Antjuan Seawright, a veteran of campaigns in South Carolina, which hosts the first presidential primary with a large black vote, said candidates must explain their pasts and use them — and Northam — to talk about institutional racism. "There's a larger discussion here about the poisonous effects of racism on the country and how these things really serve a hindrance for all of us moving forward," he said.
Harris and former Housing and Urban Development Secretary Julian Castro were the first declared candidates to call for Northam to step down. Among the party's most prominent Latino figures, Castro called the photo "racist and unconscionable." Harris wrote on Twitter that "the stain of racism should have no place in the halls of government."
Massachusetts Sen. Elizabeth Warren, who has faced her own troubles over her claims of Native American heritage, followed suit.
New Jersey Sen. Cory Booker, a black man who launched his campaign Friday, the first day of Black History Month, put the incident into historical perspective. "These images arouse centuries of anger, anguish and racist violence," he wrote on Twitter.
New York Sen. Kirsten Gillibrand, campaigning in the first primary state of New Hampshire, initially stopped short of calling for resignation, telling reporters she'd not seen the picture that she still called "very racist." She later issued a statement saying she'd seen the image for herself and believed Northam should step down.
"There aren't two sets of rules for our friends and our foes: Right is right and wrong is wrong ... and racism cannot be excused in our government or anywhere else," she wrote.
Gillibrand helped lead calls for Minnesota Sen. Al Franken to resign after he was accused in 2017 of sexual harassment.
Most of the presidential hopefuls sidestepped what would happen should Northam resign: A black man, Lt. Gov. Justin Fairfax, would become the state's second black chief executive.
The most prominent white men in the potential Democratic field, Biden and Vermont Sen. Bernie Sanders, both waited until Saturday morning to issue resignation calls.
Biden has deep ties in the black community, both from two unsuccessful presidential campaigns but also from two terms as the top lieutenant to the nation's first black president.
Sanders, who represents a state that is almost 95 percent white and less than 2 percent African-American, has tried to expand his relationships in the black community after his gaps proved a major liability in his 2016 presidential nominating fight against Hillary Clinton. Sanders, who hasn't said whether he'll run again, did well in much whiter states, but Clinton dominated him in states where black voters held strong sway, building an early delegate lead Sanders couldn't reverse.
Seawright, the South Carolina Democrat, dismissed any concerns over comparing candidates' response times over less than 24 hours.

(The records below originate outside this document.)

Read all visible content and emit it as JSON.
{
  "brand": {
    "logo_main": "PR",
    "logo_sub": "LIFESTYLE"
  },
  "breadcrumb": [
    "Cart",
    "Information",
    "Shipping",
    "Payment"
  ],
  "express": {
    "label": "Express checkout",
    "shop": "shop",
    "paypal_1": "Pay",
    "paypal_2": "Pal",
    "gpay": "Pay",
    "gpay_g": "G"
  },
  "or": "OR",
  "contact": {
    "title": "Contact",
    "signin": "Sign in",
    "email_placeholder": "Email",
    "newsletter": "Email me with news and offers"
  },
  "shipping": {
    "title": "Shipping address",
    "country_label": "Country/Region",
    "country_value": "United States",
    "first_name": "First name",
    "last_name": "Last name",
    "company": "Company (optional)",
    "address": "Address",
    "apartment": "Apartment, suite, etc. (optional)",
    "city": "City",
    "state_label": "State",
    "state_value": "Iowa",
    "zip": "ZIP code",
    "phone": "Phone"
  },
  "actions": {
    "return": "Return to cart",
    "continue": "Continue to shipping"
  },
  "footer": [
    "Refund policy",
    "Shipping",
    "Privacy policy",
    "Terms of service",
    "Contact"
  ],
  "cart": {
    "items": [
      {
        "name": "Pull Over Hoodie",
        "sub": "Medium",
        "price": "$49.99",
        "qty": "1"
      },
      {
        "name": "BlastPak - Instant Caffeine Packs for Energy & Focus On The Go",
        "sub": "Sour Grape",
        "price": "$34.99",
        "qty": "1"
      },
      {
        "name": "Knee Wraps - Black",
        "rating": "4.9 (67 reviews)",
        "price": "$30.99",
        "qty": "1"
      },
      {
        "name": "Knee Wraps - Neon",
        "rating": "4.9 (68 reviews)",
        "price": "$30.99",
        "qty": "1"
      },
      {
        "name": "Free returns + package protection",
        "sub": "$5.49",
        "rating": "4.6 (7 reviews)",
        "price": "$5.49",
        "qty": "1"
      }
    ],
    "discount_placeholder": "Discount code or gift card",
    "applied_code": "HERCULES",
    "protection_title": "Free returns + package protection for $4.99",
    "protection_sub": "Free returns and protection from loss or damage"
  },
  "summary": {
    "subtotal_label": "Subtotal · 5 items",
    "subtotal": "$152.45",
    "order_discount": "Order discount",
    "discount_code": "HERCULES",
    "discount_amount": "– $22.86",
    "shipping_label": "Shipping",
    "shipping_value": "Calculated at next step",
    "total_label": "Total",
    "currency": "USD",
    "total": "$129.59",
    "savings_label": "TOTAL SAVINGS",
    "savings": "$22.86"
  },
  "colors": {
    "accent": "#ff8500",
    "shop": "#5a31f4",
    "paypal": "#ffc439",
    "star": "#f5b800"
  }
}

He said Republican leaders had ignored years of racist comments from Iowa Rep. Steve King before finally issuing a condemnation and ousting him from House committees in January after he questioned why "white supremacy" is considered offensive.
"We just can't be the party of hypocrisy ... and direction is more important than immediate timing," Seawright said.
North Carolina NAACP leader William Barber, a minister who has spoken at Democratic National Conventions, said he is keeping no scorecard on who has called on Northam to step down.
"People calling for his resignation, or Steve King's for that matter, they have a right to do so," Barber said. But "to simply have all this discussion about racism when we have some pictures and some words, as ugly and grotesque as they are, but not call out the structural racism that is often presented in more genteel ways — by denying health care, by gerrymandering unconstitutional legislatures, by a prison system that is the new Jim Crow to do that is not to deal with what racism actually is."
Associated Press writer Darlene Superville in Jupiter, Florida, and Alan Suderman in Richmond, Virginia, contributed to this report.